Nicole Adair, Director of Revenue Management Services, talks about the changes in Wave RMS brought on by forecasting challenges amid travel's fallout from COVID-19.

 

by Jason Q. Freed

Even before COVID-19 and the subsequent travel lockdown, revenue management – both strategy and systems – were in the midst of an evolution. As compared to a decade ago, revenue departments today manage much more than just pricing – they often oversee data analytics, distribution strategy and technology integrations.

Now, the current demand environment has shed more light on the fact that Revenue Management Systems must evolve. Systems that rely solely on historical data have become irrelevant in an environment where many hotels are starting from zero demand.

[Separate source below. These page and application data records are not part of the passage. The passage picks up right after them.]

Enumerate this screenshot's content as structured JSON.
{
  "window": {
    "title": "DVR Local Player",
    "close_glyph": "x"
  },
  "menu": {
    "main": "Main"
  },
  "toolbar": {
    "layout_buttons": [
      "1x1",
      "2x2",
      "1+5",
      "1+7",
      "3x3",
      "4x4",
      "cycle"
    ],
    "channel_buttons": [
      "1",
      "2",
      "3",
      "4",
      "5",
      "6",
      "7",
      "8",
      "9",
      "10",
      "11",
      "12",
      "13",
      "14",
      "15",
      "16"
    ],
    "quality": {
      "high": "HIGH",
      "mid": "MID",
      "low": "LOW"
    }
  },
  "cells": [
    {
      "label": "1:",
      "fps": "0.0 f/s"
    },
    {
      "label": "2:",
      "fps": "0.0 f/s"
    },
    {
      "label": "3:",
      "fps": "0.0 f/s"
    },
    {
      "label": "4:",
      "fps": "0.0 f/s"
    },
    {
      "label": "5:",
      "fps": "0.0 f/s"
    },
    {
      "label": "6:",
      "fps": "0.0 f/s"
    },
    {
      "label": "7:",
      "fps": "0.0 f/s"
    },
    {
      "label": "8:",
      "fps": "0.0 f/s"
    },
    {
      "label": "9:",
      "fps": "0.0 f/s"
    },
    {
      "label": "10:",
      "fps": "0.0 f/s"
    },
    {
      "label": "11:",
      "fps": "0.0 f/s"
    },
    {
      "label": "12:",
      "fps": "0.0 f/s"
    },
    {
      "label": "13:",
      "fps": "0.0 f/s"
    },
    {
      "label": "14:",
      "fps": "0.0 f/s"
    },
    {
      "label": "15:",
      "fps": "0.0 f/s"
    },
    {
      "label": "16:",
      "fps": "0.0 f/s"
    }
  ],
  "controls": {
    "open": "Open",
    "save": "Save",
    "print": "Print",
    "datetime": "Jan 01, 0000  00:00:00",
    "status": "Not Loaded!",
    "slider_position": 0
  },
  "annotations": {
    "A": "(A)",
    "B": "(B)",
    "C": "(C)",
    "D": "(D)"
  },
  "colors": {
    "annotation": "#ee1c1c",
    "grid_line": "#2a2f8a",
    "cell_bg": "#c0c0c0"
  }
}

At SHR, which introduced its Wave RMS in May 2019, it was clear to leaders that while demand and revenue forecasts must now rely on forward-looking data more than ever before, the current processes simply weren’t providing hoteliers enough accurate information. So they dug into the algorithm, ran some data analysis and determined the best ways to provide more accurate forecasts that account for the dynamic nature of recovering demand in each market.

We caught up with David Moneo, VP of AI Initiatives, and Jordi Gallego, director of operations in Europe, to discuss what led them to dig in and what changes they made to Wave to provide more accurate recommendations.

 

Q: How accurate are traditional demand forecasts in the current market?

Gallego: We’ve been hearing from our hotel partners that forecasts based on historical data have become irrelevant in the current environment, and to be honest our forecasting models were indicating that we needed to make some changes. So we dug in and analyzed a bunch of data sets to determine which metrics would help us provide the most accurate forecast, and therefore the most optimal rate across various channels.

 

Q: How has the pandemic forced hoteliers to focus on forward-looking data vs. historical?

Gallego: Forward-looking data had become more accessible over the years even before COVID thanks to hotel partners sharing on-the-books data and the ability to import things like competitor benchmarking data and web-shopping data. These data sets allow us to get a better vision into unconstrained demand. I think it unfortunately took this pandemic for revenue leaders across the industry to truly realize the importance of forward-looking data as historical data has little value when you’re basically starting over from no demand, as we’re seeing in many cases.

 

Q: What made you take a closer look at Wave’s algorithm? What did you tweak?

Moneo: First, it was clear to us that historical data was not best serving our users and we needed to weigh pricing recommendations on a more accurate, forward-looking forecast. It also became clear early on the dynamic nature of the market – that the pace of bookings will depend largely on market recovery. So we implemented new parameters into our pricing algorithm that help choose the right forecast modeling. For example, for the near future where historical data has less relevance, models that have less dependence on historical will be used, while for dates further out, models that give more importance to the behavior of historical information will be selected.

The selection of the models is done automatically by the algorithm, maximizing the real-time accuracy. 

Gallego: We also realized coronavirus is affecting individual markets vastly different and that some hotels will see a quicker rebound than others. For this reason, we’ve begun pulling COVID-19 health data by market from external sources and using it as a demand indicator in many cases.

 

Q: What are the additional data points the algorithm is now taking into account?

Moneo: As we analyzed the early recovering demand data from our partners, we realized the dramatic differences in demand for hotels located in markets that were severely affected by COVID-19 versus markets that were less affected. We knew it would benefit hotels to have their local market data available when making pricing and business decisions. So one of the main data sources we have incorporated is an API integration to collect market-level data on coronavirus-related illnesses, deaths and recoveries.

In late 2019, some industry leaders suggested the hotel revenue management industry was in a “rut” – that there was a lot of innovation on the shelf that was taking too long to come to fruition. Perhaps it took a crisis to kick-start experimentation, but SHR leadership is confident that hotels will continue using accurate data to better understand upcoming demand and make more profitable decisions across the entire organization.

 

For helpful resources visit our COVID-19 Help Page.

Related Resources

5 Tips for Stronger Distribution Post COVID-19

Hotel revenue departments are faced with some incredible challenges in this current environment. First, unfortunately, many are operating with less...

Read More

How is Google Positioned Amid COVID-19?

Read More

What to focus on now: crowdsourced suggestions from Revenue Managers

By Nicole Adair   So. The dust has started to settle, but your role as a revenue manager has shifted drastically with the events of the last couple...

Read More